Actor Edmund "Hoot" Gibson is said to have been given his unusual nickname because of his boyhood habit of hunting owls. After joining a circus at age 13, Gibson became stranded in Colorado and there began work as a cowpuncher. By age 16 he was a skilled performer in Wild West rodeo shows, going on to win the title of "World's All-Around Champion Cowboy" in 1912. It was about that time that Gibson began working in films as an extra and stunt man, frequently acting as a double for Harry Carey and other western stars; during the teens he appeared in many western two-reelers, but his career progressed slowly. In 1917 Gibson started getting supporting roles in John Ford-Harry Carey westerns at Universal, but this work was interrupted by service in the Army Tank Corps during World War I. Gibson was discharged in 1919 and went back to supporting roles in Ford westerns, soon landing his own two-reel series in which he was billed as "The Smiling Whirlwind."

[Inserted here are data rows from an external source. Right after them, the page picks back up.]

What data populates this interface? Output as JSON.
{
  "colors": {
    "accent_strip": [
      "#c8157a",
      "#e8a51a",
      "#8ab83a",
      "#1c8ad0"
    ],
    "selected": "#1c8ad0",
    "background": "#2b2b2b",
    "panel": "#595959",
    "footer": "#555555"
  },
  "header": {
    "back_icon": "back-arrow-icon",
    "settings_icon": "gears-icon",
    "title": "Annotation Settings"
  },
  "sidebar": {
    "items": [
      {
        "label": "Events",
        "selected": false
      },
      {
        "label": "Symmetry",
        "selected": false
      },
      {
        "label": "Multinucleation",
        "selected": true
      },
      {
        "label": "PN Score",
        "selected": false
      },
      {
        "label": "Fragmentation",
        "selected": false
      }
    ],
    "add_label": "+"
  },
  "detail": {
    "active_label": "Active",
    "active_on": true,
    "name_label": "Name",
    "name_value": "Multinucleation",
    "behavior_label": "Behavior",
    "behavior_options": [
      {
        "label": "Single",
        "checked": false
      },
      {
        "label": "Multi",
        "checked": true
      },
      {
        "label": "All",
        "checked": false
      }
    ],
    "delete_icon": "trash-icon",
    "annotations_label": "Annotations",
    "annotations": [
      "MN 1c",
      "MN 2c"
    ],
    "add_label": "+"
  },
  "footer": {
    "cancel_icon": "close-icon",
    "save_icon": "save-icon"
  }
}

After starring in his first feature films, John Ford's five-reelers Action and Sure Fire, Gibson skyrocketed to fame and went on to become the cowboy idol of millions of American kids in the '20s and well into the '30s. However, Gibson was an atypical western hero as he rarely carried a gun and was more of a comedian than action hero. Universal's #1 cowboy star throughout the '20s--earning $14,000 a week as star and producer--Gibson's only significant rival was Fox's Tom Mix. Gibson's popularity continued until 1936, the last year in which he was on the Top Ten Money-Making Western Stars list; Gene Autry's cowboy style took over after that, and Gibson retired from the screen after making a serial in 1937. He occasionally did a little more film work, though, including the low-budget 1944 Trail Blazers series as well as guest appearances in a few movies. Edward "Hoot" Gibson married and divorced silent-screen actress Helen Wegner Gibson and actress Sally Eilers.